From Science Daily
If you take regular exercise that causes your heartbeat to go up, then the rest of the day your heart rate is lower. That's logical: a trained heart doesn't have to work so hard when resting. An advantage of a well-functioning heart is that it probably protects against cancer, going by a study published in PloS One by researchers at the University Paris Descartes.
Scores of studies have shown that a slow heartbeat is a sign of cardiovascular health, and that people with a lower heart rate are less likely to die from cardiovascular disease. This is a known fact. That a lower heart rate protects against cancer is not.
That we've never heard anything about this is because scientists are not so sure what to do with phenomena that they can't explain. If they're confident, they publish these findings, but they often just ignore these troublesome facts. The Americans did publish, but explained the correlation away. They came up with the theory that people who have cancer but don't know it have a higher heartbeat. [Am J Epidemiol. 1981 Oct;114(4):477-87.]
The explanation didn't entirely hold water. In a follow-up study many years later, the same group of Americans dug up the relationship. [Am J Epidemiol. 1999 May 1; 149(9): 853-62.] You'd have expected that all hitherto unknown forms of cancer had been uncovered in the meantime. Indeed, researchers in France [J Clin Epidemiol. 2001 Jul; 54(7): 735-40.] and Israel [Eur Heart J. 2000 Jan; 21(2): 116-24.] had in the meantime also come across the cancer inhibiting effect of a lower heart rate.
The researchers at the University Paris Descartes used data from over six thousand men aged between 42 and 53. The data were gathered during the first Paris Prospective Study, in which Parisian men were followed for twenty-five years.

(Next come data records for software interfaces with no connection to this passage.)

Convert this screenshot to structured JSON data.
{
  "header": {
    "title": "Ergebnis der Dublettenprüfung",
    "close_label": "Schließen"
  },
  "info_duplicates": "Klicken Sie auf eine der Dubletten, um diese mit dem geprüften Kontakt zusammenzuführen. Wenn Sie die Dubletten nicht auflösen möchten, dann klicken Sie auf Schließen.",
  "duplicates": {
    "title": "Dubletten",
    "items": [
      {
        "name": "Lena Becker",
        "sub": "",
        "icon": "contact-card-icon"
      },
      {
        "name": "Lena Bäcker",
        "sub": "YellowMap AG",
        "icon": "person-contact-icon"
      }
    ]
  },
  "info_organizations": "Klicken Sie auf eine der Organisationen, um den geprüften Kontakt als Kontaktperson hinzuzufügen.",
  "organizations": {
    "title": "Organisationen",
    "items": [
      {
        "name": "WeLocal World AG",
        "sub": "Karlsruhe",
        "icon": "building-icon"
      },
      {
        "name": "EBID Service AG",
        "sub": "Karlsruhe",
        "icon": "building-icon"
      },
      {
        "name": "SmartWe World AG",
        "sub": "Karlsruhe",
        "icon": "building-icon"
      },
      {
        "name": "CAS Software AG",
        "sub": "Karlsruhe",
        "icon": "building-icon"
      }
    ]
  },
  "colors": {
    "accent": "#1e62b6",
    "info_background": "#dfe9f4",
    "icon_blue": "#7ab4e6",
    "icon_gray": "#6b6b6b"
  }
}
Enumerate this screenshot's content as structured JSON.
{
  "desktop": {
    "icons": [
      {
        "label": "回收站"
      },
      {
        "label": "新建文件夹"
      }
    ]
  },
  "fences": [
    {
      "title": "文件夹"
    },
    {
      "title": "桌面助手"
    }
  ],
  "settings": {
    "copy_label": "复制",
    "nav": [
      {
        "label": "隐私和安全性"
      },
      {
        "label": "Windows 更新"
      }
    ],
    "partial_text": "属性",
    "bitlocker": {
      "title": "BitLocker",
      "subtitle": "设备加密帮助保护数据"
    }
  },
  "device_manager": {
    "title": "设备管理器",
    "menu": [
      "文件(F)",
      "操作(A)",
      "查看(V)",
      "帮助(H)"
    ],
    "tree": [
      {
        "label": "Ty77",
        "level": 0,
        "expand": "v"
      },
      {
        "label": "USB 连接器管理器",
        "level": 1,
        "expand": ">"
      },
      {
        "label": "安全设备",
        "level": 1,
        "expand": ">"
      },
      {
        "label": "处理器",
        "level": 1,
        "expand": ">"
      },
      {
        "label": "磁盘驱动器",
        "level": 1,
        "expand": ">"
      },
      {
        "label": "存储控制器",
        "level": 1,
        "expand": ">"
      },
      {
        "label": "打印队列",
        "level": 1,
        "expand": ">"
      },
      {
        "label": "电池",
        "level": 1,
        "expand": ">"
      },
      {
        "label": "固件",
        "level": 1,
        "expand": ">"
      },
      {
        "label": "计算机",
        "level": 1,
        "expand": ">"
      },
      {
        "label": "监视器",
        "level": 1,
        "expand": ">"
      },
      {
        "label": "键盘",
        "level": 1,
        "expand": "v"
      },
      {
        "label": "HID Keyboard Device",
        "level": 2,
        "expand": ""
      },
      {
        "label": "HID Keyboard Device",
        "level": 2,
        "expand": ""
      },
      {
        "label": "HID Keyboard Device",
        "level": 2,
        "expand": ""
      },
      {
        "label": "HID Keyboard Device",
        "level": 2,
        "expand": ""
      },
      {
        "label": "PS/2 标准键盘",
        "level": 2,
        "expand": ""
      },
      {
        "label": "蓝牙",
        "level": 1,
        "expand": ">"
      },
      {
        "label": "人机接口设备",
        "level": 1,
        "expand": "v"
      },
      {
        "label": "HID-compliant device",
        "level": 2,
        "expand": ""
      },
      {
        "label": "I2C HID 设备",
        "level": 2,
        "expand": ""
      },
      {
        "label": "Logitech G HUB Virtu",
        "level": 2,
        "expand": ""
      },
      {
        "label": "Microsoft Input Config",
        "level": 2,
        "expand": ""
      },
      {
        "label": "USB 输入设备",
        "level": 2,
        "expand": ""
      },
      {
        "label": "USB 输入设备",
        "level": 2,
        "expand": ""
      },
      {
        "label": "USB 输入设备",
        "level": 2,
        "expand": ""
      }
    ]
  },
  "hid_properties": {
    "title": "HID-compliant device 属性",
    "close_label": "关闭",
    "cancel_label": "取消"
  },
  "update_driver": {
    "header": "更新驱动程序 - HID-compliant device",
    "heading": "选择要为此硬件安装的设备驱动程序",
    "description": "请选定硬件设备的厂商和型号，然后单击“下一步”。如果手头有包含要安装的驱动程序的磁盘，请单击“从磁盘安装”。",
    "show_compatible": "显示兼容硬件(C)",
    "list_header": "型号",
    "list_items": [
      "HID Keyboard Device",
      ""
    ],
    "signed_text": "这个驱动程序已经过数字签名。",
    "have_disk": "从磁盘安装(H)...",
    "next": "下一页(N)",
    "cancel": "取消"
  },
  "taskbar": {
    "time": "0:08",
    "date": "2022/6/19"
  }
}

This study also showed that a lower heart rate extended life expectancy. The researchers divided the men into 4 groups according to their heart rate. Of the group with the lowest resting heart rate, almost 90 percent were still alive after 25 years, as can be seen in the first figure below. The survival rate of the group with the highest heart rate was 70 percent.
The second figure shows that a slow heartbeat during exertion reduces the risk of dying from a cardiovascular cause.
The most interesting figure is the one above. The slower the heartbeat during exertion, the lower the risk of dying from cancer.
The researchers found a similar relationship between resting heart rate and fatal cancer. In the group with the slowest heart rate, the chance of developing cancer was 2.4 times less than in the group with the highest heart rate.
The researchers put forward the theory that people with a higher heart rate have an overactive sympathetic nervous system. The sympathetic nervous system is the part of the central nervous system that makes organs work harder. [Another part of the CNS, the parasympathetic nervous system, slows down organs' metabolisme.] "Subjects with pre-existing disturbance of their autonomic system may have a lower immunity defense system and an increased risk of dying if the individual develops cancer", the researchers write.
If the theory holds water, then people can probably reduce their chance of developing cancer by becoming fitter.
PLoS One. 2011;6(8):e21310.